Problem details: Every entry here should be copied exactly.

Data provided:
◇ ◇ ◇

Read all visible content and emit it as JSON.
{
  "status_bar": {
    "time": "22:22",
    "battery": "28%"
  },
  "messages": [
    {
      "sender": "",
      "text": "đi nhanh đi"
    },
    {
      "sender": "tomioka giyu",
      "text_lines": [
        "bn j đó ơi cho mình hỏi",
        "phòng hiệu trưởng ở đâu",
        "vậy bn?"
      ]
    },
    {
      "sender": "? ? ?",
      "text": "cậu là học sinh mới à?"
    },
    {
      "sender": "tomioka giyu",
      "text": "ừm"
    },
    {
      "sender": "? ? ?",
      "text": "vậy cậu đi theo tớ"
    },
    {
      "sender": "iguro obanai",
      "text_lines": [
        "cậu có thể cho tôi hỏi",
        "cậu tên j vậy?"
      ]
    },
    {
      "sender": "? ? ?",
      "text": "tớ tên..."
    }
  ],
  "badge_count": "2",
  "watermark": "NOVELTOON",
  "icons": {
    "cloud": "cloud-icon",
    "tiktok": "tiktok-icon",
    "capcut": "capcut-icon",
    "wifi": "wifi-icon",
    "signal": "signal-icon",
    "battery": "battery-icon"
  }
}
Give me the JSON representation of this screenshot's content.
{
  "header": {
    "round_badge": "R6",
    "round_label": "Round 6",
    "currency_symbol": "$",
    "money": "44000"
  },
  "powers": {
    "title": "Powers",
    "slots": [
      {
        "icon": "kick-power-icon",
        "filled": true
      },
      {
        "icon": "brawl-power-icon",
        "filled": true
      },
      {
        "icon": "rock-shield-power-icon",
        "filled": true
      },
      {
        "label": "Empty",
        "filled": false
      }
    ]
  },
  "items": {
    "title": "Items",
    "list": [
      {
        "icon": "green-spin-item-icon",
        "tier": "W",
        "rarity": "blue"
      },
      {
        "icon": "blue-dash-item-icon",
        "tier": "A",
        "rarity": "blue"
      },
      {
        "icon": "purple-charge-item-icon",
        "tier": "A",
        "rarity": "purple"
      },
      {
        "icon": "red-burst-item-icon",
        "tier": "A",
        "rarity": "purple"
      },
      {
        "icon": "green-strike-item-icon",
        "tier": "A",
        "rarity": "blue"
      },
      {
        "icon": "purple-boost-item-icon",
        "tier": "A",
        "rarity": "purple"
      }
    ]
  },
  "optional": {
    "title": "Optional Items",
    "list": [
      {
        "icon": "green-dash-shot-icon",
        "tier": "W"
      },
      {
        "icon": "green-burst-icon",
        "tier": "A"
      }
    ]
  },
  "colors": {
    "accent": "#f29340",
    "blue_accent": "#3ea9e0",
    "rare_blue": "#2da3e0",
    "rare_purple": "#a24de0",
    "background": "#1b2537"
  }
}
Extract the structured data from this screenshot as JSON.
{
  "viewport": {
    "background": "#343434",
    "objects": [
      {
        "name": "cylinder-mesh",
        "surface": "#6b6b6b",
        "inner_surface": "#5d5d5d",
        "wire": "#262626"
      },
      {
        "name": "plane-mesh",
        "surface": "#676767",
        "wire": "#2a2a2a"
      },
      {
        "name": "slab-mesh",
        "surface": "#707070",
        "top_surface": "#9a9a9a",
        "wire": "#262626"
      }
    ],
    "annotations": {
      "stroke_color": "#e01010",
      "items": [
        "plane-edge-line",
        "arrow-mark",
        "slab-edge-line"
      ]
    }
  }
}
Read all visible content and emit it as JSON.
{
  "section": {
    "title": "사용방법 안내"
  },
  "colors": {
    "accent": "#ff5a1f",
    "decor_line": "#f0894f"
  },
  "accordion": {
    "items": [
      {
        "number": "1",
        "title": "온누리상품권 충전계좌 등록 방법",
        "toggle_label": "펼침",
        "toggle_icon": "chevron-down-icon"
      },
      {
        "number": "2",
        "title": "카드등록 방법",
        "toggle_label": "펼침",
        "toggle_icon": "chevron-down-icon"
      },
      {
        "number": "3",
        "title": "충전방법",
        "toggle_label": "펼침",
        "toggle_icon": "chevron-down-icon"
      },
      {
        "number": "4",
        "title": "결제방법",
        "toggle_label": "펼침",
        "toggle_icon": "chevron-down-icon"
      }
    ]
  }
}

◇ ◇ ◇

Answer box:
Read all visible content and emit it as JSON.
{
  "status_bar": {
    "time": "22:22",
    "battery": "28%"
  },
  "messages": [
    {
      "sender": "",
      "text": "đi nhanh đi"
    },
    {
      "sender": "tomioka giyu",
      "text_lines": [
        "bn j đó ơi cho mình hỏi",
        "phòng hiệu trưởng ở đâu",
        "vậy bn?"
      ]
    },
    {
      "sender": "? ? ?",
      "text": "cậu là học sinh mới à?"
    },
    {
      "sender": "tomioka giyu",
      "text": "ừm"
    },
    {
      "sender": "? ? ?",
      "text": "vậy cậu đi theo tớ"
    },
    {
      "sender": "iguro obanai",
      "text_lines": [
        "cậu có thể cho tôi hỏi",
        "cậu tên j vậy?"
      ]
    },
    {
      "sender": "? ? ?",
      "text": "tớ tên..."
    }
  ],
  "badge_count": "2",
  "watermark": "NOVELTOON",
  "icons": {
    "cloud": "cloud-icon",
    "tiktok": "tiktok-icon",
    "capcut": "capcut-icon",
    "wifi": "wifi-icon",
    "signal": "signal-icon",
    "battery": "battery-icon"
  }
}
Give me the JSON representation of this screenshot's content.
{
  "header": {
    "round_badge": "R6",
    "round_label": "Round 6",
    "currency_symbol": "$",
    "money": "44000"
  },
  "powers": {
    "title": "Powers",
    "slots": [
      {
        "icon": "kick-power-icon",
        "filled": true
      },
      {
        "icon": "brawl-power-icon",
        "filled": true
      },
      {
        "icon": "rock-shield-power-icon",
        "filled": true
      },
      {
        "label": "Empty",
        "filled": false
      }
    ]
  },
  "items": {
    "title": "Items",
    "list": [
      {
        "icon": "green-spin-item-icon",
        "tier": "W",
        "rarity": "blue"
      },
      {
        "icon": "blue-dash-item-icon",
        "tier": "A",
        "rarity": "blue"
      },
      {
        "icon": "purple-charge-item-icon",
        "tier": "A",
        "rarity": "purple"
      },
      {
        "icon": "red-burst-item-icon",
        "tier": "A",
        "rarity": "purple"
      },
      {
        "icon": "green-strike-item-icon",
        "tier": "A",
        "rarity": "blue"
      },
      {
        "icon": "purple-boost-item-icon",
        "tier": "A",
        "rarity": "purple"
      }
    ]
  },
  "optional": {
    "title": "Optional Items",
    "list": [
      {
        "icon": "green-dash-shot-icon",
        "tier": "W"
      },
      {
        "icon": "green-burst-icon",
        "tier": "A"
      }
    ]
  },
  "colors": {
    "accent": "#f29340",
    "blue_accent": "#3ea9e0",
    "rare_blue": "#2da3e0",
    "rare_purple": "#a24de0",
    "background": "#1b2537"
  }
}
Extract the structured data from this screenshot as JSON.
{
  "viewport": {
    "background": "#343434",
    "objects": [
      {
        "name": "cylinder-mesh",
        "surface": "#6b6b6b",
        "inner_surface": "#5d5d5d",
        "wire": "#262626"
      },
      {
        "name": "plane-mesh",
        "surface": "#676767",
        "wire": "#2a2a2a"
      },
      {
        "name": "slab-mesh",
        "surface": "#707070",
        "top_surface": "#9a9a9a",
        "wire": "#262626"
      }
    ],
    "annotations": {
      "stroke_color": "#e01010",
      "items": [
        "plane-edge-line",
        "arrow-mark",
        "slab-edge-line"
      ]
    }
  }
}
Read all visible content and emit it as JSON.
{
  "section": {
    "title": "사용방법 안내"
  },
  "colors": {
    "accent": "#ff5a1f",
    "decor_line": "#f0894f"
  },
  "accordion": {
    "items": [
      {
        "number": "1",
        "title": "온누리상품권 충전계좌 등록 방법",
        "toggle_label": "펼침",
        "toggle_icon": "chevron-down-icon"
      },
      {
        "number": "2",
        "title": "카드등록 방법",
        "toggle_label": "펼침",
        "toggle_icon": "chevron-down-icon"
      },
      {
        "number": "3",
        "title": "충전방법",
        "toggle_label": "펼침",
        "toggle_icon": "chevron-down-icon"
      },
      {
        "number": "4",
        "title": "결제방법",
        "toggle_label": "펼침",
        "toggle_icon": "chevron-down-icon"
      }
    ]
  }
}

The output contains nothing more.